A major part of our mental health and well being comes from relationships. We are driven to find belonging and feel connected to the humans around us. It doesn’t matter whether you are naturally extroverted or introverted, all of us are healthier when we have emotional bonds with others.
During the COVID-19 outbreak of early 2020, a lot of us all over the world are being asked or required to limit our contact with others. At the time of writing this, states are even putting in “shelter in place” orders that restricts leaving your home without an approved reason. We don’t know how long it will last, but there is evidence to suggest it may be a little bit before things return to normal.
In this new normal, we have found some suggestions for how to protect your mental health through connection that don’t require you to have physical contact with your family, friends, neighbors, and coworkers. Try some of these simple things right after you finish reading. It will help you and your mental and emotional health, as well as those you care about.
The first thing to do is to be the person who shares goodness. There is an overwhelming amount of negative, fear-based messages out there in the world. You can be a lighthouse to those who feel like they are drowning in bad news by being a beacon of good news.
Think of someone you like. It could be a friend, a colleague, a Zumba class buddy, a member of your pickleball group, or an aunt you haven’t checked in on yet. Think of that person, and then find something that would make them happy, then send it to them in a quick text. Here are some ideas:
Share a smiling picture of yourself, your kids, or your pet
Share a comedy routine you found funny on YouTube
Share a message of optimism and hope
Share a favorite motivational quote
Share an easy recipe you know or found that uses basic ingredients lots of people have in their pantry
Share one of your favorite songs that has encouraging or happy lyrics
Share a video of unlikely animal friendships
Sharing good news in personal messages will open up conversations that will give you a sense of connectedness to your circle, even while you aren’t able to see them in person.
What about sharing on social media? That is a great idea too! We need to balance out the negative in our feed with positive. But keep in mind that for your mental health, the best feeling of belonging usually comes from the one-on-one connection. Person to person. If you feel extra generous and loving, go ahead and do both
During this time, it might feel like the world is upside down. There are very few constants in our lives, but one thing that will never change is the happiness boost we get from being generous, kind, and compassionate to others. Service is one of the best ways to get that happiness boost, even when the service is a small gesture. Here are some small, but impactful, ways to serve those around you without risking spreading germs.
Call people on the phone that you know have a difficult time texting, or are at home alone.
Order a gift from a small business, and have it delivered to someone’s house.
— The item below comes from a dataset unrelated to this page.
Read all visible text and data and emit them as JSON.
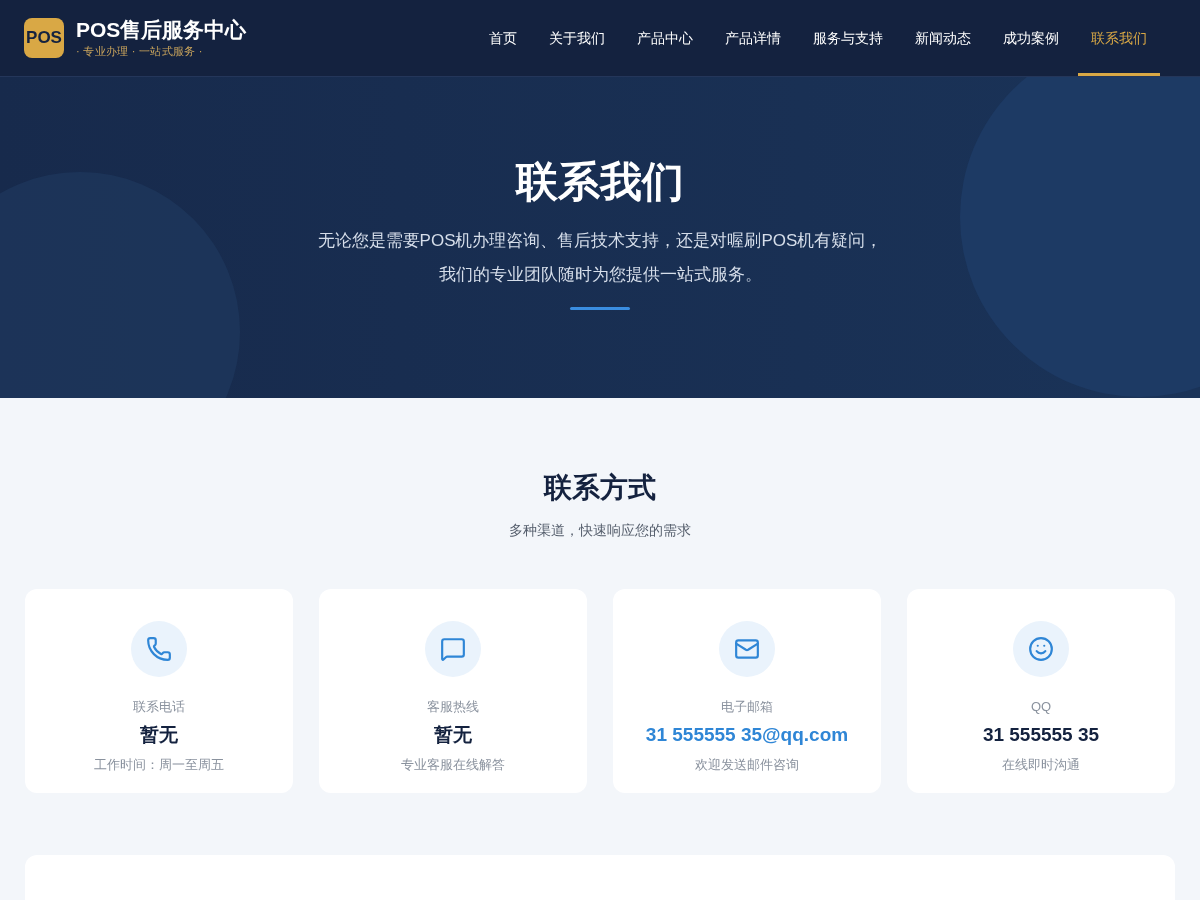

It’s a double whammy - You help the small business owner AND your loved one.
Pick up a few extra grab & go snacks or freezer meals at the grocery store and drop them off to someone who isn’t able to leave due to a compromised immune system
Create a piece of artwork or a craft for your friend and send them a picture of it. Then when the social restrictions are removed, you can celebrate by bringing them their gift.
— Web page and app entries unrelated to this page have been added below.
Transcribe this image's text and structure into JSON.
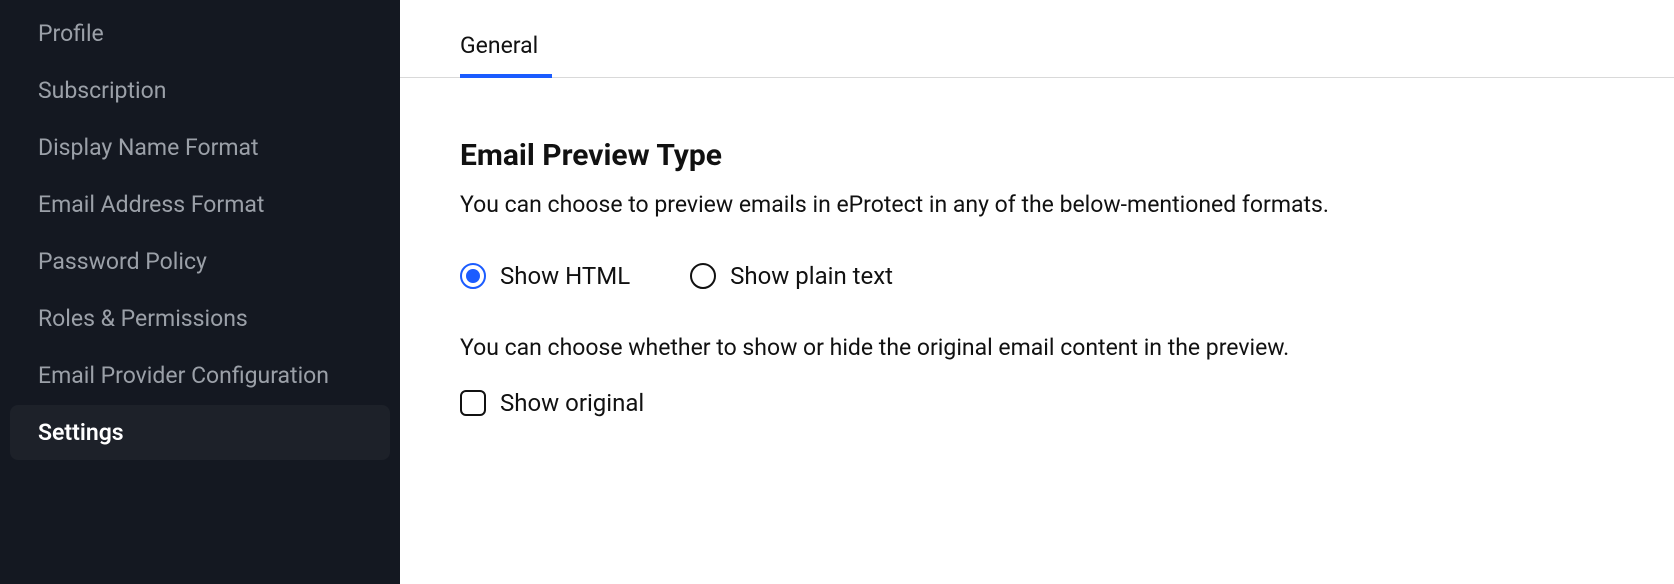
{
  "sidebar": {
    "items": [
      {
        "label": "Profile",
        "active": false
      },
      {
        "label": "Subscription",
        "active": false
      },
      {
        "label": "Display Name Format",
        "active": false
      },
      {
        "label": "Email Address Format",
        "active": false
      },
      {
        "label": "Password Policy",
        "active": false
      },
      {
        "label": "Roles & Permissions",
        "active": false
      },
      {
        "label": "Email Provider Configuration",
        "active": false
      },
      {
        "label": "Settings",
        "active": true
      }
    ]
  },
  "tabs": [
    {
      "label": "General",
      "active": true
    }
  ],
  "section": {
    "title": "Email Preview Type",
    "description": "You can choose to preview emails in eProtect in any of the below-mentioned formats.",
    "radios": [
      {
        "label": "Show HTML",
        "selected": true
      },
      {
        "label": "Show plain text",
        "selected": false
      }
    ],
    "sub_description": "You can choose whether to show or hide the original email content in the preview.",
    "checkbox": {
      "label": "Show original",
      "checked": false
    }
  }
}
Read a favorite book or an article with someone specific in mind. Highlight the paragraphs you find meaningful or relevant to them and send it to them.
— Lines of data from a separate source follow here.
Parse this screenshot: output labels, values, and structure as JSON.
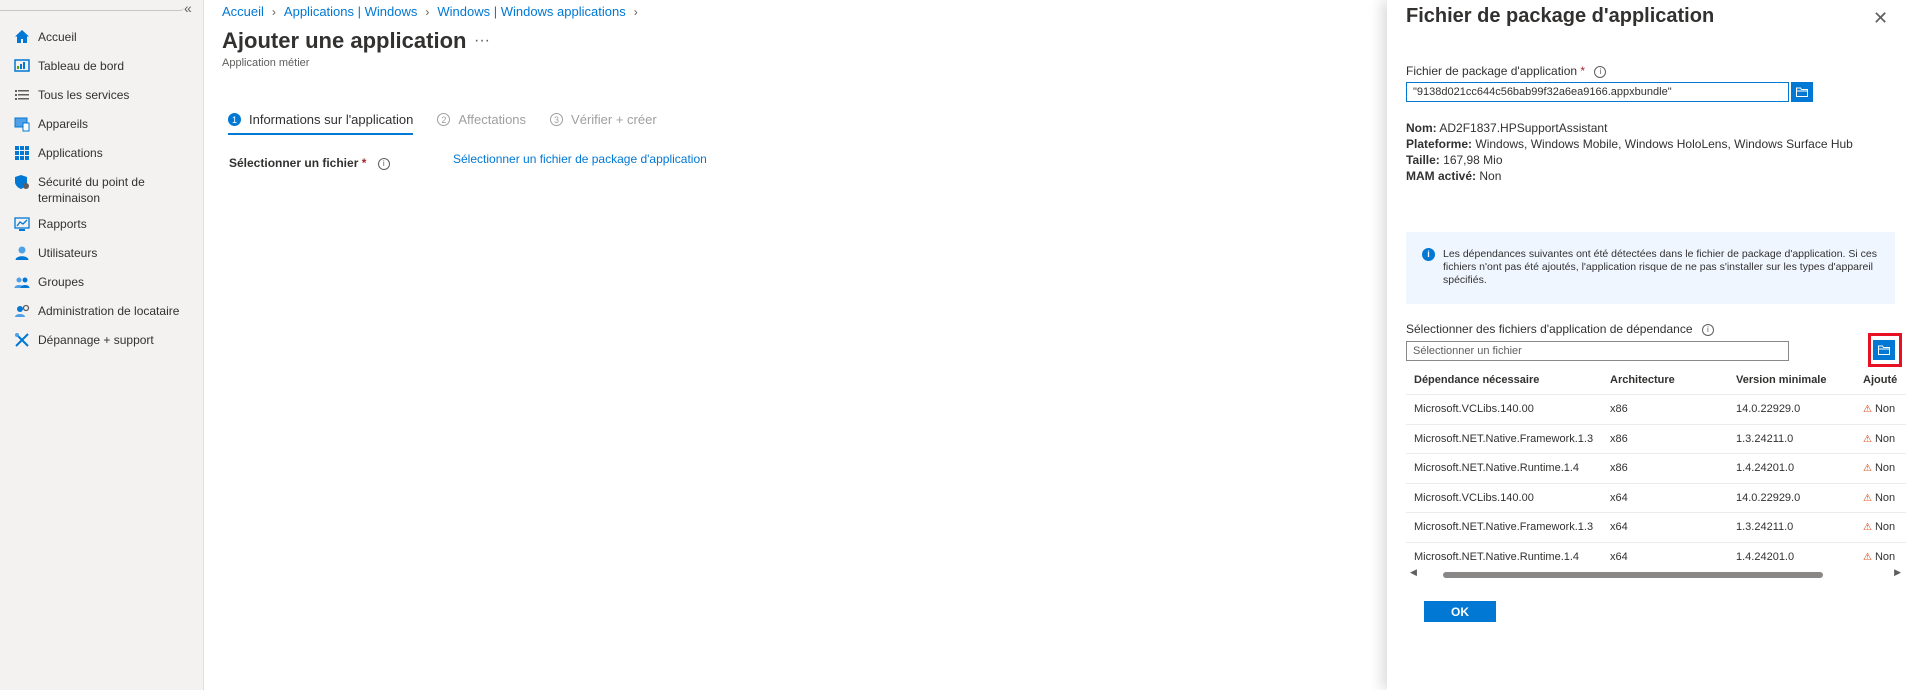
{
  "sidebar": {
    "collapse_label": "«",
    "items": [
      {
        "label": "Accueil",
        "icon": "home-icon"
      },
      {
        "label": "Tableau de bord",
        "icon": "dashboard-icon"
      },
      {
        "label": "Tous les services",
        "icon": "list-icon"
      },
      {
        "label": "Appareils",
        "icon": "devices-icon"
      },
      {
        "label": "Applications",
        "icon": "apps-grid-icon"
      },
      {
        "label": "Sécurité du point de terminaison",
        "icon": "shield-icon"
      },
      {
        "label": "Rapports",
        "icon": "reports-icon"
      },
      {
        "label": "Utilisateurs",
        "icon": "user-icon"
      },
      {
        "label": "Groupes",
        "icon": "groups-icon"
      },
      {
        "label": "Administration de locataire",
        "icon": "tenant-admin-icon"
      },
      {
        "label": "Dépannage + support",
        "icon": "troubleshoot-icon"
      }
    ]
  },
  "breadcrumb": [
    "Accueil",
    "Applications | Windows",
    "Windows | Windows applications"
  ],
  "page": {
    "title": "Ajouter une application",
    "ellipsis": "···",
    "subtitle": "Application métier"
  },
  "steps": [
    {
      "num": "1",
      "label": "Informations sur l'application",
      "active": true
    },
    {
      "num": "2",
      "label": "Affectations",
      "active": false
    },
    {
      "num": "3",
      "label": "Vérifier + créer",
      "active": false
    }
  ],
  "form": {
    "select_file_label": "Sélectionner un fichier",
    "required_mark": "*",
    "select_file_link": "Sélectionner un fichier de package d'application"
  },
  "panel": {
    "title": "Fichier de package d'application",
    "close": "✕",
    "pkg_label": "Fichier de package d'application",
    "pkg_value": "\"9138d021cc644c56bab99f32a6ea9166.appxbundle\"",
    "props": [
      {
        "key": "Nom:",
        "value": "AD2F1837.HPSupportAssistant"
      },
      {
        "key": "Plateforme:",
        "value": "Windows, Windows Mobile, Windows HoloLens, Windows Surface Hub"
      },
      {
        "key": "Taille:",
        "value": "167,98 Mio"
      },
      {
        "key": "MAM activé:",
        "value": "Non"
      }
    ],
    "info_text": "Les dépendances suivantes ont été détectées dans le fichier de package d'application. Si ces fichiers n'ont pas été ajoutés, l'application risque de ne pas s'installer sur les types d'appareil spécifiés.",
    "dep_label": "Sélectionner des fichiers d'application de dépendance",
    "dep_placeholder": "Sélectionner un fichier",
    "table": {
      "headers": [
        "Dépendance nécessaire",
        "Architecture",
        "Version minimale",
        "Ajouté"
      ],
      "rows": [
        [
          "Microsoft.VCLibs.140.00",
          "x86",
          "14.0.22929.0",
          "Non"
        ],
        [
          "Microsoft.NET.Native.Framework.1.3",
          "x86",
          "1.3.24211.0",
          "Non"
        ],
        [
          "Microsoft.NET.Native.Runtime.1.4",
          "x86",
          "1.4.24201.0",
          "Non"
        ],
        [
          "Microsoft.VCLibs.140.00",
          "x64",
          "14.0.22929.0",
          "Non"
        ],
        [
          "Microsoft.NET.Native.Framework.1.3",
          "x64",
          "1.3.24211.0",
          "Non"
        ],
        [
          "Microsoft.NET.Native.Runtime.1.4",
          "x64",
          "1.4.24201.0",
          "Non"
        ]
      ]
    },
    "ok_label": "OK"
  },
  "colors": {
    "accent": "#0078d4",
    "highlight": "#e81123",
    "warning": "#d83b01"
  }
}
Give a stressed out mom the night off from cooking and send her some money for food delivery through your favorite money sharing app
Archbishop Desmond Tutu is a prominent religious leader in South Africa and led the country during apartheid. There is no denying that he had many long periods of loneliness in his life, physically and emotionally. Yet he made it through them while keeping his joyful and celebratory spirit. He has some great advice on how to feel connected to others, even when you can’t be in their presence.
When he feels weighed down by troubles, he has a practice of thinking of all the others around the world who are also feeling weighed down by troubles in the same moment as him. This practice makes him feel a desire to help them. The empathy for his brothers and sisters around the world gives him a sense of interconnectedness. He no longer feels alone.
Regardless of your background, you can feel connected to everyone else at the human level. Right now, so many people are feeling what you are feeling too. Thinking about how others are feeling may raise your level of compassion and empathy and motivate you to want to connect with them and help them know they are not alone.
Here are some ideas of how to reach out to others in a meaningful way:
Write handwritten letters and mail them
Go through your phone contacts or your friends and try and send a quick message of hope and love to as many as you can in an hour.
Use an app like Marco Polo to send video messages to groups of family members or friends
Use Facetime or Skype to have a virtual dinner party (or dance party)
During this time of uncertainty, we need each other more than ever. We need to put forth a little more effort to let others know how much we love them and care about them, and the benefit is that our mental health will be much better with our effort to be connected.
Be a lighthouse in the dark, and we will make it through this storm.